Copy out all lines from the entries below in which "image" occurs.
--- Materials provided ---
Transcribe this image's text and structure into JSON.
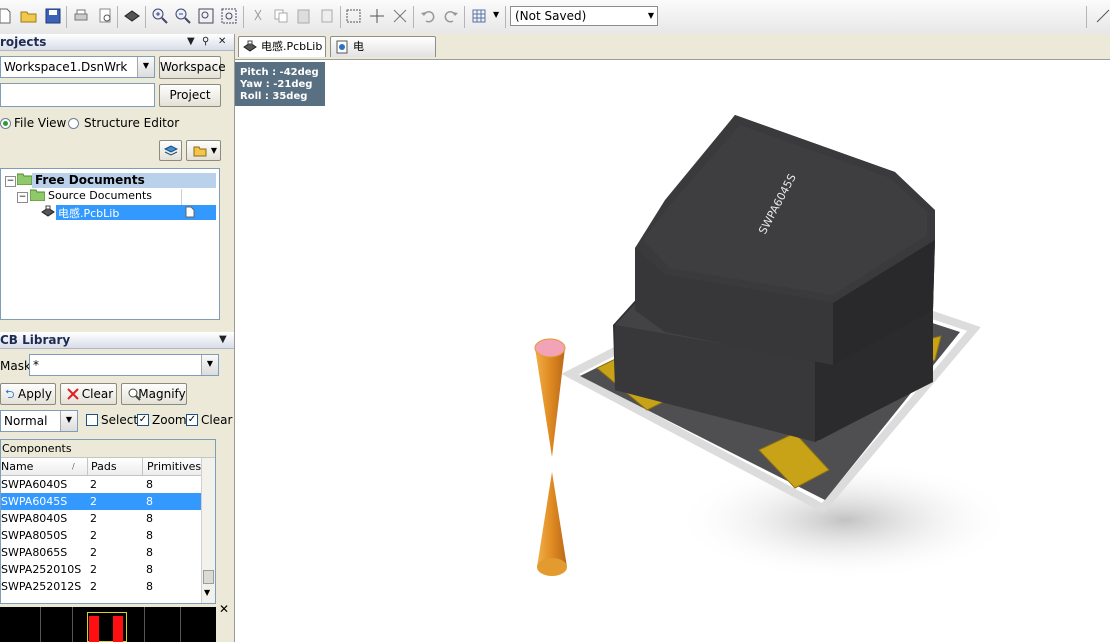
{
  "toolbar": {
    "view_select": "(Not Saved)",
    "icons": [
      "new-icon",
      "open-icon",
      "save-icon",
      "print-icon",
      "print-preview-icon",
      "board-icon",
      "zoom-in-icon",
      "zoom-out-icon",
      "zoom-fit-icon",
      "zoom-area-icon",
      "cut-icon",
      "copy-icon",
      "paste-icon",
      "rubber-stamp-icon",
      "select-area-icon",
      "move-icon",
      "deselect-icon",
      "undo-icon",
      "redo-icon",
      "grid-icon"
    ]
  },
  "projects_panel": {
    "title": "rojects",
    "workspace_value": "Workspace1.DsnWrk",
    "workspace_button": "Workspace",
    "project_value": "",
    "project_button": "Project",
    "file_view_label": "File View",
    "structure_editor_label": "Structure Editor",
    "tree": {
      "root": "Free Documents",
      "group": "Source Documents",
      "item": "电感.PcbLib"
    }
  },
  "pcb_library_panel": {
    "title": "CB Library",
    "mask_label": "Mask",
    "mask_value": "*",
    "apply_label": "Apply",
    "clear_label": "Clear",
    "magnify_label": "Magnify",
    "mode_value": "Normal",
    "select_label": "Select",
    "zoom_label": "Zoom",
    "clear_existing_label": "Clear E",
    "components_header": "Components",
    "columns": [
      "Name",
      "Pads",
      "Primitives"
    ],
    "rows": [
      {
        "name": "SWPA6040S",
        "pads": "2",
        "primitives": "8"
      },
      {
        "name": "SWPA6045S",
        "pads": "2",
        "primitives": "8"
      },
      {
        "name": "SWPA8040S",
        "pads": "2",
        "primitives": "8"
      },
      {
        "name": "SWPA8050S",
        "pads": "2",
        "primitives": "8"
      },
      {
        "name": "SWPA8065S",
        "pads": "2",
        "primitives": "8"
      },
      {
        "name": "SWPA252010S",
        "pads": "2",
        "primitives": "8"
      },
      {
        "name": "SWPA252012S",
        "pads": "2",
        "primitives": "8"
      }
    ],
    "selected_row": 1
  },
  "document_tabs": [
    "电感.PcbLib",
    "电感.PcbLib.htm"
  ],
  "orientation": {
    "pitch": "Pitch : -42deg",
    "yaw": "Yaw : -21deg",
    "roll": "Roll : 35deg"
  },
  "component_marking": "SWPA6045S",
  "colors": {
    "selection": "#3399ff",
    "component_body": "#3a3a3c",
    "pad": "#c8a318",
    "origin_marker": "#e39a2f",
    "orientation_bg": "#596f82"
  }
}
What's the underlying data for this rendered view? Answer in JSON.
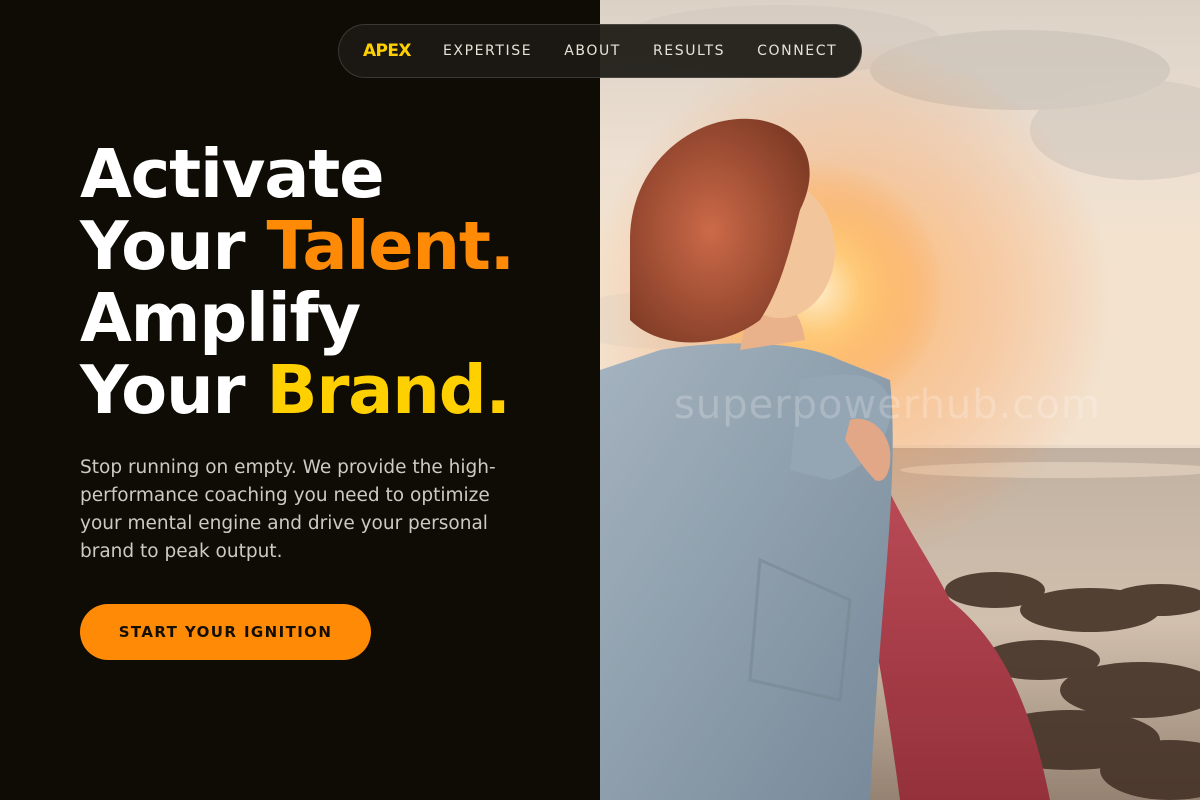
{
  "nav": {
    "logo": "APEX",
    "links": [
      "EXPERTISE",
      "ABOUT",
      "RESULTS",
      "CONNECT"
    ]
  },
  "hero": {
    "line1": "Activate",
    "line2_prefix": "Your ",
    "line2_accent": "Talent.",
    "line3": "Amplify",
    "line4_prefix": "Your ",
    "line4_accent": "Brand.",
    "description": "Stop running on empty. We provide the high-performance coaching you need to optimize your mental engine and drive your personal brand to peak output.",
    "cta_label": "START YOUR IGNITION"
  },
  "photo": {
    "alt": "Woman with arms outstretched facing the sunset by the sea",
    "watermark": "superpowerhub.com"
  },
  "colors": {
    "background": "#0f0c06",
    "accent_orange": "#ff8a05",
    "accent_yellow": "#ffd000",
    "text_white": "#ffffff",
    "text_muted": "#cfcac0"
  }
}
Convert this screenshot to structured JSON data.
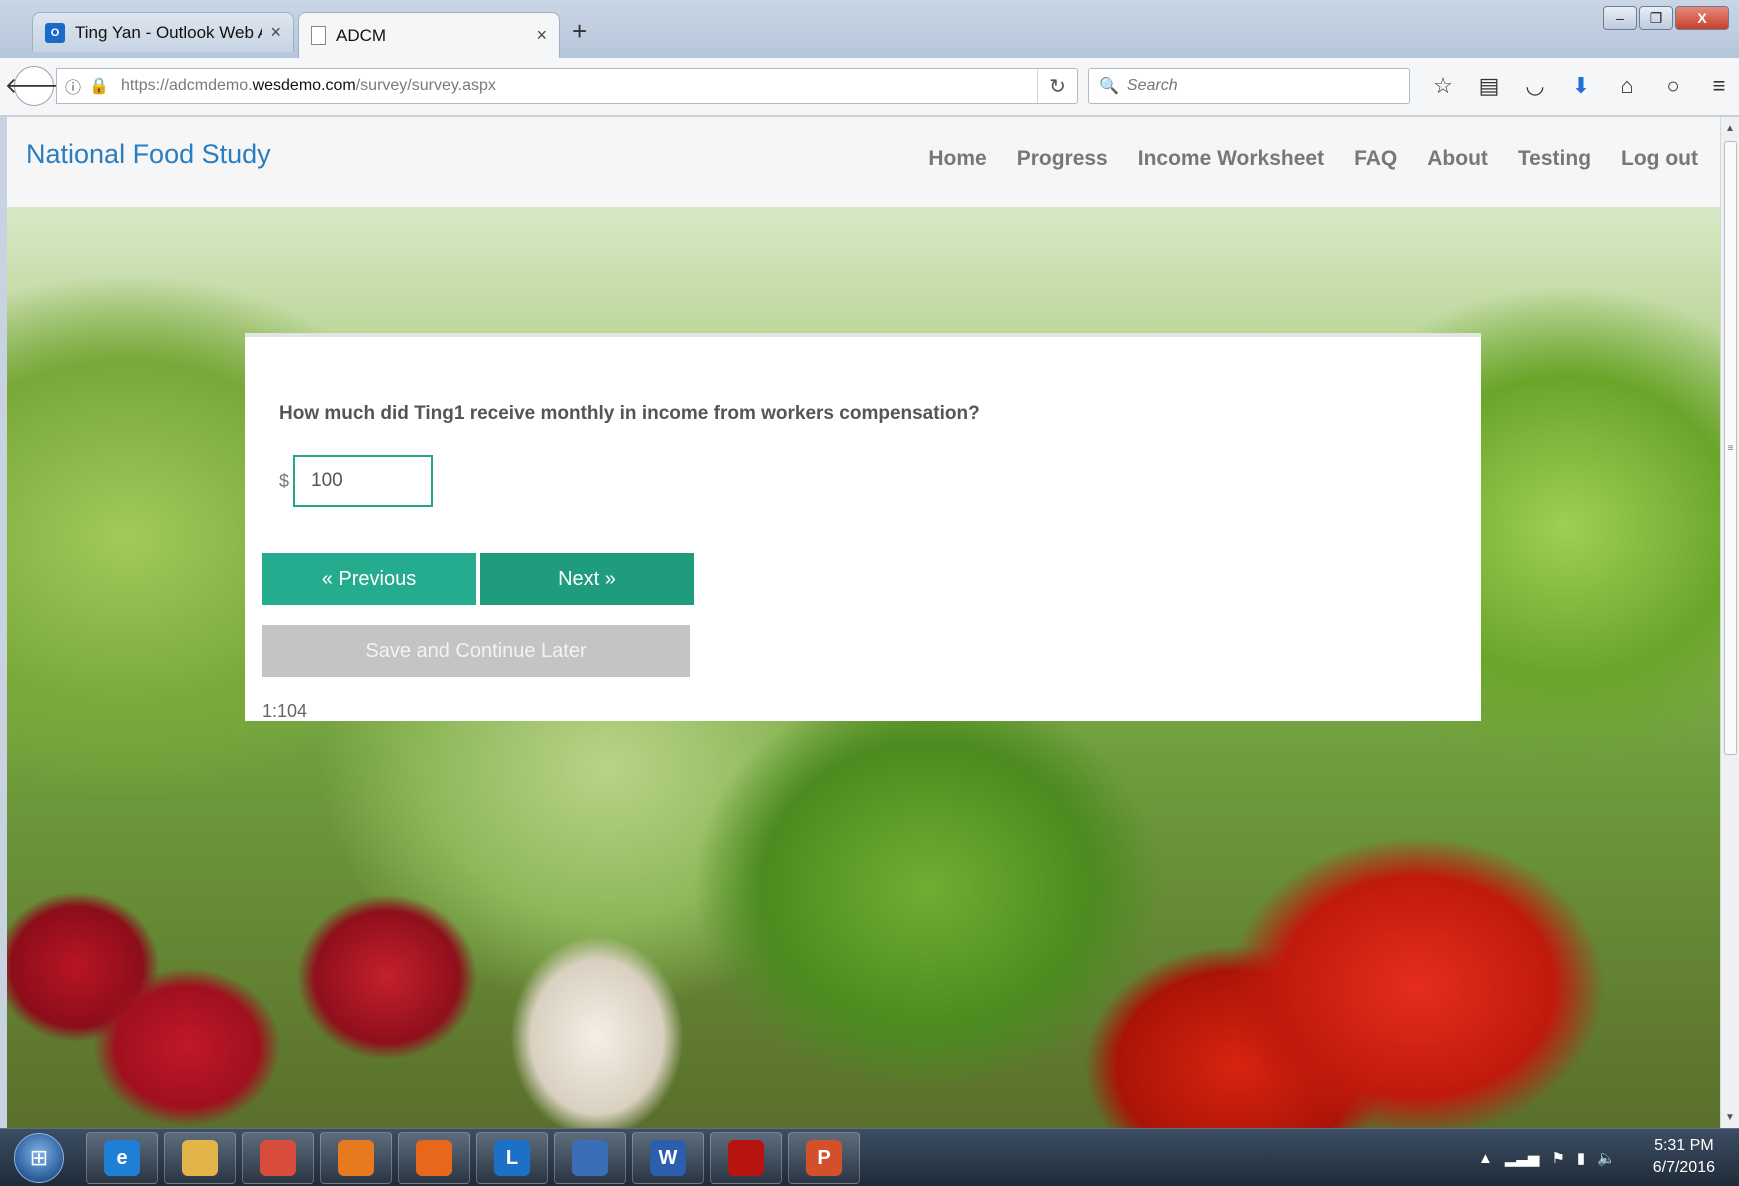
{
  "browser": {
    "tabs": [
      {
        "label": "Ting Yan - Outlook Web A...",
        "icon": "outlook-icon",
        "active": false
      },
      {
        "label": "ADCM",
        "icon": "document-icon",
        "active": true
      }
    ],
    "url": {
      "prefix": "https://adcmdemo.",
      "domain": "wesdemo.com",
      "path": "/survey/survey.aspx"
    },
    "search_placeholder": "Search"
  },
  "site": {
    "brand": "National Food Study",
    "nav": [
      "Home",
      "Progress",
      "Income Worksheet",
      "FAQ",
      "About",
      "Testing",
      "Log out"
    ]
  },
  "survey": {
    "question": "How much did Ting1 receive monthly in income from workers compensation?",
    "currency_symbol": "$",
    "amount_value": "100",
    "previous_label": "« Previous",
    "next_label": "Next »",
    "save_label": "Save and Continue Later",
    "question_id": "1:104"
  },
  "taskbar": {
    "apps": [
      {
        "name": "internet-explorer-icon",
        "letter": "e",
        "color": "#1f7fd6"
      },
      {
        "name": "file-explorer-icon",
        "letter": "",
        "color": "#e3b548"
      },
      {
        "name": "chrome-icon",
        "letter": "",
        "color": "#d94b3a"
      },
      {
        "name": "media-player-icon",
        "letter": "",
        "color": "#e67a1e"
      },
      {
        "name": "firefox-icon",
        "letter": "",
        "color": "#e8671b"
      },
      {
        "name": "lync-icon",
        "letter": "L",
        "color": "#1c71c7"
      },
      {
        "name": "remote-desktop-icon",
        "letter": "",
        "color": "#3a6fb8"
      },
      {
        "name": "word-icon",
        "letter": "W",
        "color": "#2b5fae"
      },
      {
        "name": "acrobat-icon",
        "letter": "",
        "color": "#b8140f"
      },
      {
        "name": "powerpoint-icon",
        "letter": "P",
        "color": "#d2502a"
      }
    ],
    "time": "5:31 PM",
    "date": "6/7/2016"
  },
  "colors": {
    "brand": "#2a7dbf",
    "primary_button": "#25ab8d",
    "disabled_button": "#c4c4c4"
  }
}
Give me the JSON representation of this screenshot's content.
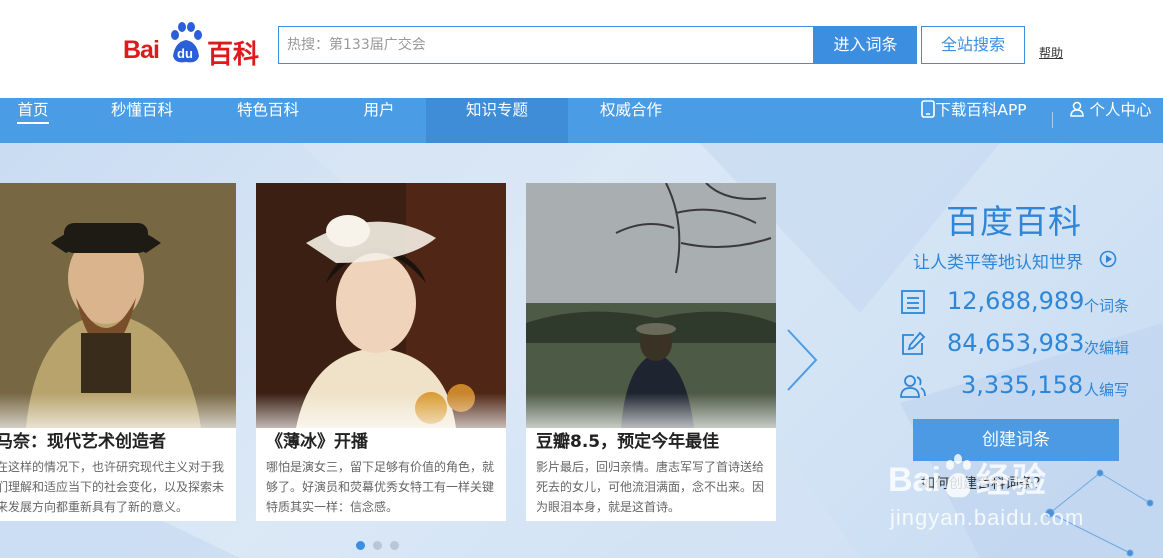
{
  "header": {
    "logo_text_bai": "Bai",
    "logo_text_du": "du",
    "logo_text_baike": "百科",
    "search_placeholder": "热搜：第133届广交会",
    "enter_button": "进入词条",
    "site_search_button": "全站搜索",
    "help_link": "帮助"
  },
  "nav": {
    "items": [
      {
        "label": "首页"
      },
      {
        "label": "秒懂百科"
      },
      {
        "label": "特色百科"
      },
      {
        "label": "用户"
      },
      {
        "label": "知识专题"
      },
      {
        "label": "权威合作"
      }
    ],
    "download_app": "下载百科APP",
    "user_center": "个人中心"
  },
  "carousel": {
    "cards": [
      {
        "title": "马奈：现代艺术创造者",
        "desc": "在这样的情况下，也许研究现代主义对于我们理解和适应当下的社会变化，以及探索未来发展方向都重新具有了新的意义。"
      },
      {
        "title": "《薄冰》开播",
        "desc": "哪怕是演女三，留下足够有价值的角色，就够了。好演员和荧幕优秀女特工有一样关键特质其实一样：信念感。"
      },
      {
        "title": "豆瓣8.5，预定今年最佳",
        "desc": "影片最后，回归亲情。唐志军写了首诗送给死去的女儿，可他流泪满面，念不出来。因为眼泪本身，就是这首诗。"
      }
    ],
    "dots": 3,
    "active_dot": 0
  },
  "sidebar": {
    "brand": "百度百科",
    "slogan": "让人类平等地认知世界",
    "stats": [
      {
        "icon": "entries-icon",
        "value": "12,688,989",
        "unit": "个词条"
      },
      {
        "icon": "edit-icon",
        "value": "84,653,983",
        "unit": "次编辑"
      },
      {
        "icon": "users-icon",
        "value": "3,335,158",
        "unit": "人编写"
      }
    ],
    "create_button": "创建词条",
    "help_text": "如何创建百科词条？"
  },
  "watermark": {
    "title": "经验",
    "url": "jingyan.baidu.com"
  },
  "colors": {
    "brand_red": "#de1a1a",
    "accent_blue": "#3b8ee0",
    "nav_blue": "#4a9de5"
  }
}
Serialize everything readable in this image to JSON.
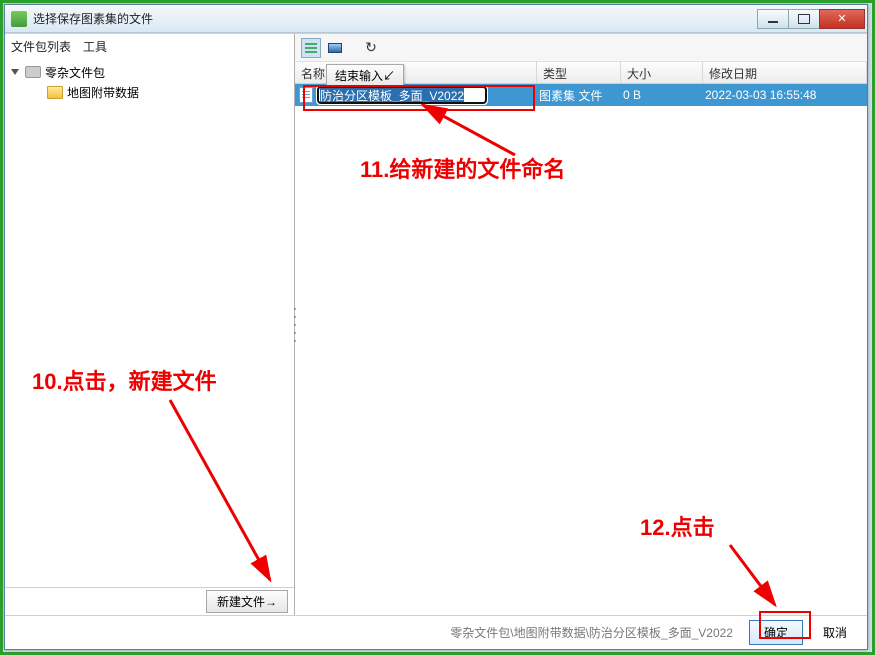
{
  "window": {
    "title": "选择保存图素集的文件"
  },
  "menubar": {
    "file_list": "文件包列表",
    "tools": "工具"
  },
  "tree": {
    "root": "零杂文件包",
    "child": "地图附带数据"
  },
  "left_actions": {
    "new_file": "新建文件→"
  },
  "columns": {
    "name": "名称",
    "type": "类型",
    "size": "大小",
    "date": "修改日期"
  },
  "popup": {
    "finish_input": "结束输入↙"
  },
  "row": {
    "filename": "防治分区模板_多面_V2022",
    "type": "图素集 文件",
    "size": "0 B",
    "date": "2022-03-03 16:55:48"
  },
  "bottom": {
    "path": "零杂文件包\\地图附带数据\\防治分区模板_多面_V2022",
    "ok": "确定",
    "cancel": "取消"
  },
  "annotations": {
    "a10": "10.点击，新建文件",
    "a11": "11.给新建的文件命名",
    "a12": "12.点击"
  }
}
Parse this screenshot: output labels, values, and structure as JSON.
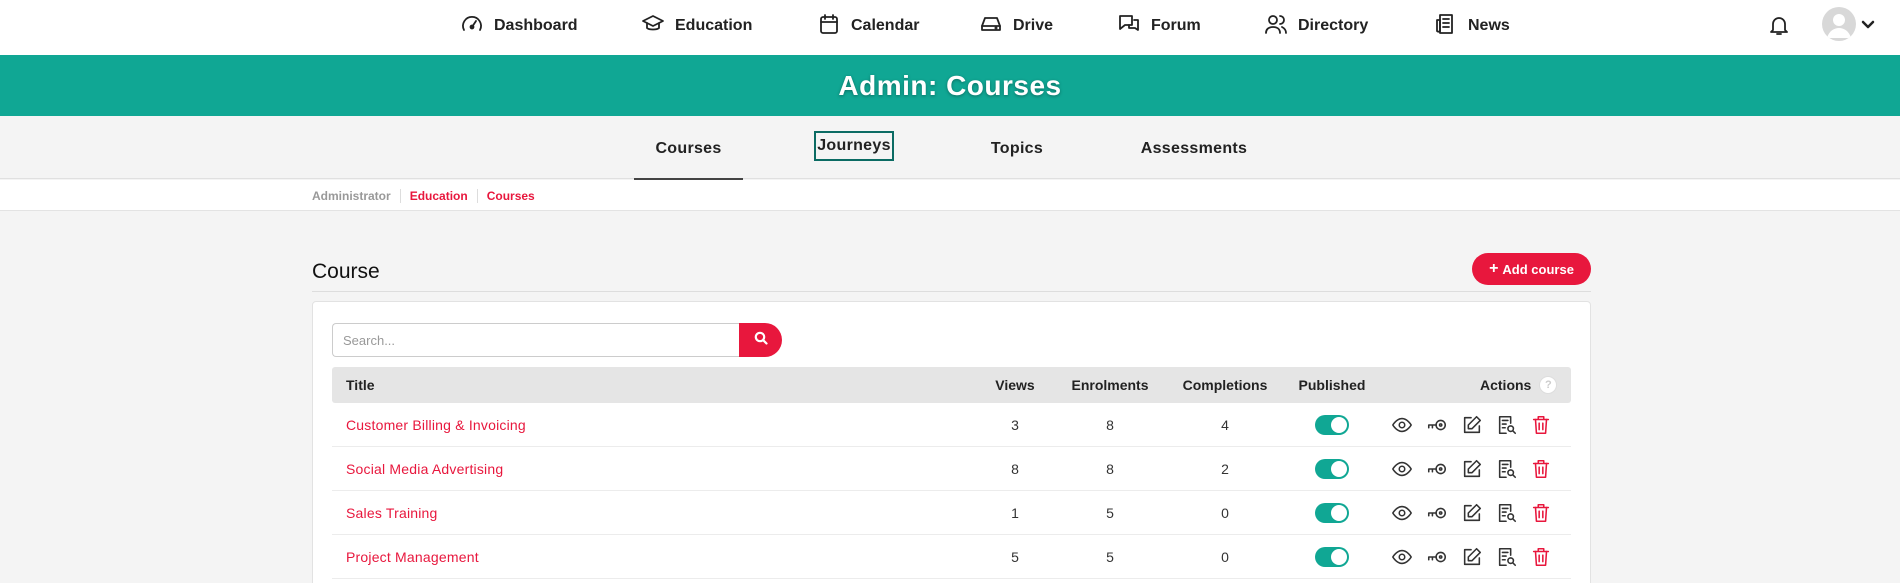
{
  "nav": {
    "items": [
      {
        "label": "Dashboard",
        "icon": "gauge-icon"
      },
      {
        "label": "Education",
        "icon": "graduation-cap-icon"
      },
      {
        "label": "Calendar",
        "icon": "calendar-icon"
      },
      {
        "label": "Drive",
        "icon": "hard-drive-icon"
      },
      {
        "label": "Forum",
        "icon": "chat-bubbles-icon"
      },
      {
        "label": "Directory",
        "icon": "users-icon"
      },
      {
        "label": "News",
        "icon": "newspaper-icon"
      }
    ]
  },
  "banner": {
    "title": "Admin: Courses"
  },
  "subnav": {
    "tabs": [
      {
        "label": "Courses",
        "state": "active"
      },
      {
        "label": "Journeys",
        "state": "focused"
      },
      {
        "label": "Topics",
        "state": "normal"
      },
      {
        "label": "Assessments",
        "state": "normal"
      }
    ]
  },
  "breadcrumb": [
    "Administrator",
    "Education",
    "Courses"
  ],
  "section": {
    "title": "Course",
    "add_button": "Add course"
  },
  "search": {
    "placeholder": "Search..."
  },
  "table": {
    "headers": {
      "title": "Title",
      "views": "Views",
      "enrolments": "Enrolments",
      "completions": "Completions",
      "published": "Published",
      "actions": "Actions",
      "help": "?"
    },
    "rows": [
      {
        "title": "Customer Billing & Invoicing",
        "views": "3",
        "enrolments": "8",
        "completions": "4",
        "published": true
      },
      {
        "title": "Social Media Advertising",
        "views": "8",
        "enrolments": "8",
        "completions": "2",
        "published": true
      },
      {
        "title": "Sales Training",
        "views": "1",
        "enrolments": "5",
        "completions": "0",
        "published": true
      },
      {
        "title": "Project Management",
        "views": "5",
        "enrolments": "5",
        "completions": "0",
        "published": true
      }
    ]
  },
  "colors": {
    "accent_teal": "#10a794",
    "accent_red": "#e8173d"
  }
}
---
◆ **Answer**:
Transcribe this image's text and structure into JSON.
Serialize everything readable in this image to JSON.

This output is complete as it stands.